**What is being asked:** The answer must consist of each line below that contains the string "Layers".

Start of Records to use

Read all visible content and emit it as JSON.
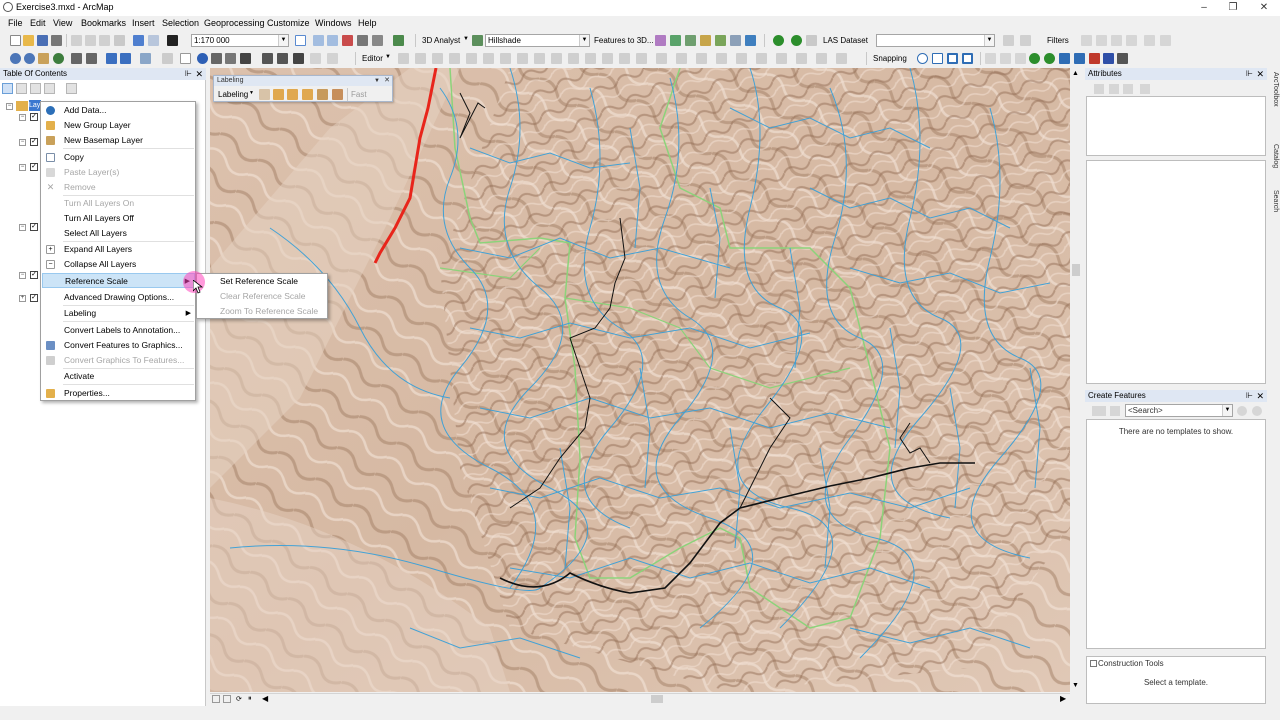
{
  "window": {
    "title": "Exercise3.mxd - ArcMap",
    "minimize": "–",
    "maximize": "❐",
    "close": "✕"
  },
  "menubar": [
    "File",
    "Edit",
    "View",
    "Bookmarks",
    "Insert",
    "Selection",
    "Geoprocessing",
    "Customize",
    "Windows",
    "Help"
  ],
  "toolbar": {
    "scale_value": "1:170 000",
    "analyst_label": "3D Analyst",
    "layer_value": "Hillshade",
    "features_to_3d": "Features to 3D...",
    "las_label": "LAS Dataset",
    "filters_label": "Filters",
    "editor_label": "Editor",
    "snapping_label": "Snapping"
  },
  "labeling_toolbar": {
    "title": "Labeling",
    "menu_label": "Labeling",
    "fast_label": "Fast"
  },
  "toc": {
    "title": "Table Of Contents",
    "root_label": "Layers"
  },
  "context_menu": {
    "items": [
      {
        "label": "Add Data...",
        "enabled": true,
        "icon": "add-data-icon"
      },
      {
        "label": "New Group Layer",
        "enabled": true,
        "icon": "group-layer-icon"
      },
      {
        "label": "New Basemap Layer",
        "enabled": true,
        "icon": "basemap-icon"
      },
      {
        "label": "Copy",
        "enabled": true,
        "icon": "copy-icon"
      },
      {
        "label": "Paste Layer(s)",
        "enabled": false,
        "icon": "paste-icon"
      },
      {
        "label": "Remove",
        "enabled": false,
        "icon": "remove-icon"
      },
      {
        "label": "Turn All Layers On",
        "enabled": false,
        "icon": ""
      },
      {
        "label": "Turn All Layers Off",
        "enabled": true,
        "icon": ""
      },
      {
        "label": "Select All Layers",
        "enabled": true,
        "icon": ""
      },
      {
        "label": "Expand All Layers",
        "enabled": true,
        "icon": "expand-icon"
      },
      {
        "label": "Collapse All Layers",
        "enabled": true,
        "icon": "collapse-icon"
      },
      {
        "label": "Reference Scale",
        "enabled": true,
        "icon": "",
        "submenu": true
      },
      {
        "label": "Advanced Drawing Options...",
        "enabled": true,
        "icon": ""
      },
      {
        "label": "Labeling",
        "enabled": true,
        "icon": "",
        "submenu": true
      },
      {
        "label": "Convert Labels to Annotation...",
        "enabled": true,
        "icon": ""
      },
      {
        "label": "Convert Features to Graphics...",
        "enabled": true,
        "icon": "convert-graphics-icon"
      },
      {
        "label": "Convert Graphics To Features...",
        "enabled": false,
        "icon": "convert-features-icon"
      },
      {
        "label": "Activate",
        "enabled": true,
        "icon": ""
      },
      {
        "label": "Properties...",
        "enabled": true,
        "icon": "properties-icon"
      }
    ]
  },
  "submenu": {
    "items": [
      {
        "label": "Set Reference Scale",
        "enabled": true
      },
      {
        "label": "Clear Reference Scale",
        "enabled": false
      },
      {
        "label": "Zoom To Reference Scale",
        "enabled": false
      }
    ]
  },
  "attributes": {
    "title": "Attributes"
  },
  "create_features": {
    "title": "Create Features",
    "search_placeholder": "<Search>",
    "empty_message": "There are no templates to show.",
    "construction_title": "Construction Tools",
    "construction_message": "Select a template."
  },
  "side_tabs": [
    "ArcToolbox",
    "Catalog",
    "Search"
  ],
  "colors": {
    "menu_highlight": "#cce4f7",
    "pane_header": "#dfe7f3",
    "hillshade": "#c9a88f",
    "streams": "#3aa0d8",
    "boundary": "#8cd37a",
    "road": "#e8251b"
  }
}
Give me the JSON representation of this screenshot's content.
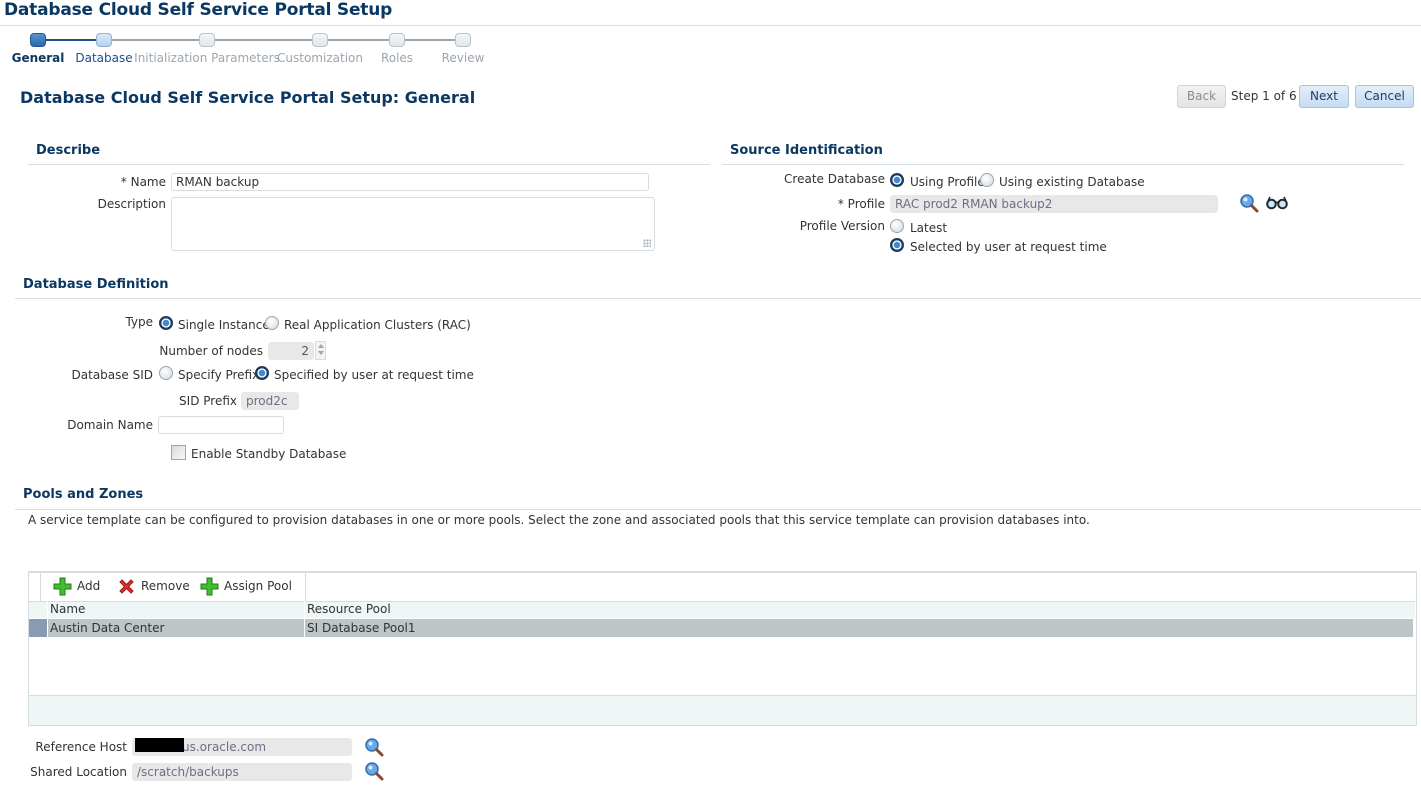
{
  "app": {
    "title": "Database Cloud Self Service Portal Setup"
  },
  "train": {
    "steps": [
      {
        "label": "General",
        "state": "current"
      },
      {
        "label": "Database",
        "state": "visited"
      },
      {
        "label": "Initialization Parameters",
        "state": "todo"
      },
      {
        "label": "Customization",
        "state": "todo"
      },
      {
        "label": "Roles",
        "state": "todo"
      },
      {
        "label": "Review",
        "state": "todo"
      }
    ]
  },
  "page": {
    "title": "Database Cloud Self Service Portal Setup: General"
  },
  "nav": {
    "back_label": "Back",
    "step_text": "Step 1 of 6",
    "next_label": "Next",
    "cancel_label": "Cancel"
  },
  "describe": {
    "header": "Describe",
    "name_label": "* Name",
    "name_value": "RMAN backup",
    "description_label": "Description",
    "description_value": ""
  },
  "source": {
    "header": "Source Identification",
    "create_db_label": "Create Database",
    "create_db_options": [
      {
        "label": "Using Profile",
        "selected": true
      },
      {
        "label": "Using existing Database",
        "selected": false
      }
    ],
    "profile_label": "* Profile",
    "profile_value": "RAC prod2 RMAN backup2",
    "search_icon": "search-icon",
    "view_icon": "glasses-icon",
    "profile_version_label": "Profile Version",
    "profile_version_options": [
      {
        "label": "Latest",
        "selected": false
      },
      {
        "label": "Selected by user at request time",
        "selected": true
      }
    ]
  },
  "definition": {
    "header": "Database Definition",
    "type_label": "Type",
    "type_options": [
      {
        "label": "Single Instance",
        "selected": true
      },
      {
        "label": "Real Application Clusters (RAC)",
        "selected": false
      }
    ],
    "nodes_label": "Number of nodes",
    "nodes_value": "2",
    "sid_label": "Database SID",
    "sid_options": [
      {
        "label": "Specify Prefix",
        "selected": false
      },
      {
        "label": "Specified by user at request time",
        "selected": true
      }
    ],
    "sid_prefix_label": "SID Prefix",
    "sid_prefix_value": "prod2c",
    "domain_label": "Domain Name",
    "domain_value": "",
    "standby_label": "Enable Standby Database",
    "standby_checked": false
  },
  "pools": {
    "header": "Pools and Zones",
    "description": "A service template can be configured to provision databases in one or more pools. Select the zone and associated pools that this service template can provision databases into.",
    "toolbar": {
      "add_label": "Add",
      "remove_label": "Remove",
      "assign_label": "Assign Pool"
    },
    "columns": [
      "Name",
      "Resource Pool"
    ],
    "rows": [
      {
        "name": "Austin Data Center",
        "pool": "SI Database Pool1",
        "selected": true
      }
    ]
  },
  "reference": {
    "host_label": "Reference Host",
    "host_value": "us.oracle.com",
    "location_label": "Shared Location",
    "location_value": "/scratch/backups"
  }
}
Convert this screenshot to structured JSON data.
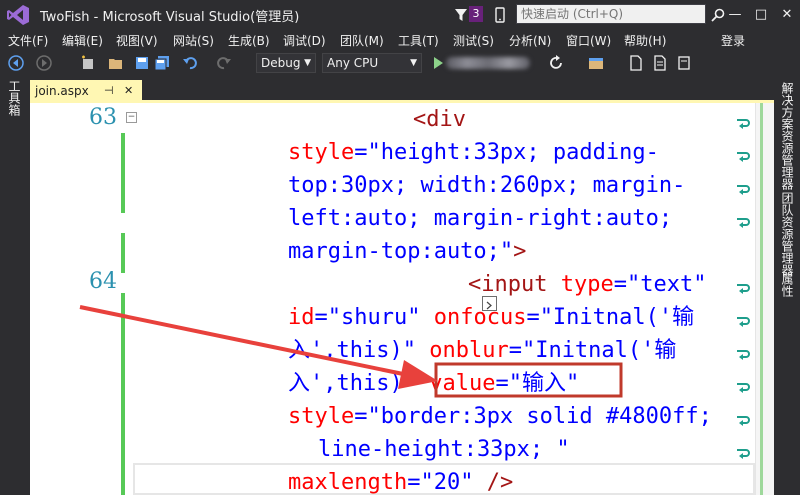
{
  "window": {
    "title": "TwoFish - Microsoft Visual Studio(管理员)",
    "notification_count": "3",
    "quick_launch_placeholder": "快速启动 (Ctrl+Q)",
    "minimize_label": "—",
    "maximize_label": "□",
    "close_label": "✕"
  },
  "menu": {
    "items": [
      "文件(F)",
      "编辑(E)",
      "视图(V)",
      "网站(S)",
      "生成(B)",
      "调试(D)",
      "团队(M)",
      "工具(T)",
      "测试(S)",
      "分析(N)",
      "窗口(W)",
      "帮助(H)"
    ],
    "login": "登录"
  },
  "toolbar": {
    "config": "Debug",
    "platform": "Any CPU"
  },
  "left_panel": {
    "toolbox": "工具箱"
  },
  "right_panel": {
    "solution_explorer": "解决方案资源管理器",
    "team_explorer": "团队资源管理器",
    "properties": "属性"
  },
  "tab": {
    "name": "join.aspx",
    "pin": "⊣",
    "close": "✕"
  },
  "editor": {
    "line_numbers": [
      "63",
      "64"
    ],
    "collapse_glyph": "−",
    "lines": [
      {
        "tag": "<div"
      },
      {
        "attr": "style",
        "eq": "=",
        "val": "\"height:33px; padding-"
      },
      {
        "val": "top:30px; width:260px; margin-"
      },
      {
        "val": "left:auto; margin-right:auto;"
      },
      {
        "val": "margin-top:auto;\"",
        "tag": ">"
      },
      {
        "tag": "<input",
        "attr": "type",
        "eq": "=",
        "val": "\"text\""
      },
      {
        "attr1": "id",
        "eq1": "=",
        "val1": "\"shuru\"",
        "attr2": "onfocus",
        "eq2": "=",
        "val2": "\"Initnal('输"
      },
      {
        "val1": "入',this)\"",
        "attr2": "onblur",
        "eq2": "=",
        "val2": "\"Initnal('输"
      },
      {
        "val1": "入',this)",
        "attr2": "value",
        "eq2": "=",
        "val2": "\"输入\""
      },
      {
        "attr": "style",
        "eq": "=",
        "val": "\"border:3px solid #4800ff;"
      },
      {
        "val": "line-height:33px; \""
      },
      {
        "attr": "maxlength",
        "eq": "=",
        "val": "\"20\"",
        "tag": "/>"
      }
    ]
  },
  "colors": {
    "accent_tab": "#fff7b3",
    "highlight_box": "#c0392b",
    "arrow": "#e8413c",
    "change_bar": "#57c957"
  },
  "icons": [
    "vs-logo-icon",
    "filter-icon",
    "phone-icon",
    "search-icon",
    "back-icon",
    "forward-icon",
    "new-project-icon",
    "open-icon",
    "save-icon",
    "save-all-icon",
    "undo-icon",
    "redo-icon",
    "start-icon",
    "refresh-icon",
    "word-wrap-icon"
  ]
}
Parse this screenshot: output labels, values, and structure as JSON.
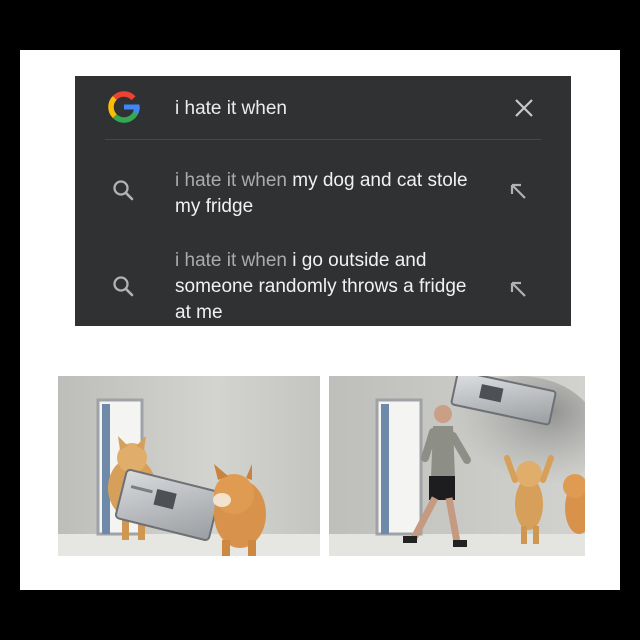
{
  "search": {
    "query": "i hate it when",
    "suggestions": [
      {
        "prefix": "i hate it when ",
        "rest": "my dog and cat stole my fridge"
      },
      {
        "prefix": "i hate it when ",
        "rest": "i go outside and someone randomly throws a fridge at me"
      }
    ]
  },
  "icons": {
    "logo": "google-g-icon",
    "clear": "close-icon",
    "suggestion": "search-icon",
    "fill": "arrow-up-left-icon"
  },
  "colors": {
    "panel": "#2f3133",
    "text": "#f1f1f1",
    "muted": "#a9abad"
  }
}
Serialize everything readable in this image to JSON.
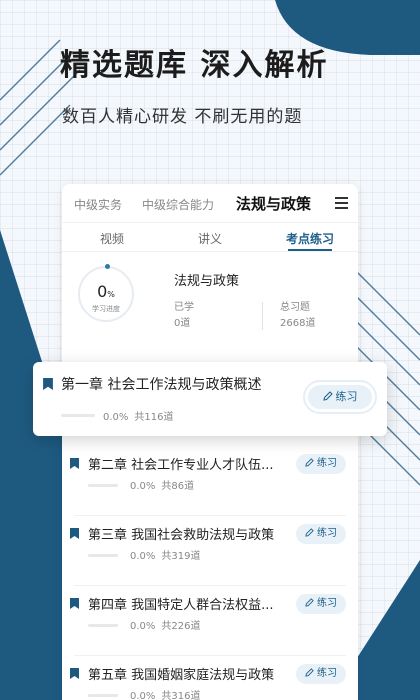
{
  "headline": "精选题库  深入解析",
  "subline": "数百人精心研发  不刷无用的题",
  "colors": {
    "accent": "#1f5f8a",
    "dark_blue": "#1e5a80",
    "button_bg": "#e8f1f8"
  },
  "tabs": [
    {
      "label": "中级实务"
    },
    {
      "label": "中级综合能力"
    },
    {
      "label": "法规与政策",
      "active": true
    }
  ],
  "menu_icon": "menu-icon",
  "subtabs": [
    {
      "label": "视频"
    },
    {
      "label": "讲义"
    },
    {
      "label": "考点练习",
      "active": true
    }
  ],
  "progress": {
    "value": "0",
    "unit": "%",
    "label": "学习进度",
    "percent": 0
  },
  "stats": {
    "title": "法规与政策",
    "learned_label": "已学",
    "learned_value": "0道",
    "total_label": "总习题",
    "total_value": "2668道"
  },
  "highlight_chapter": {
    "title": "第一章  社会工作法规与政策概述",
    "percent": "0.0%",
    "count": "共116道",
    "button": "练习"
  },
  "chapters": [
    {
      "title": "第二章  社会工作专业人才队伍...",
      "percent": "0.0%",
      "count": "共86道",
      "button": "练习"
    },
    {
      "title": "第三章  我国社会救助法规与政策",
      "percent": "0.0%",
      "count": "共319道",
      "button": "练习"
    },
    {
      "title": "第四章  我国特定人群合法权益...",
      "percent": "0.0%",
      "count": "共226道",
      "button": "练习"
    },
    {
      "title": "第五章  我国婚姻家庭法规与政策",
      "percent": "0.0%",
      "count": "共316道",
      "button": "练习"
    }
  ]
}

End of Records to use

**Answer space:**
    "root_label": "Layers"
        "label": "Turn All Layers On",
        "label": "Turn All Layers Off",
        "label": "Select All Layers",
        "label": "Expand All Layers",
        "label": "Collapse All Layers",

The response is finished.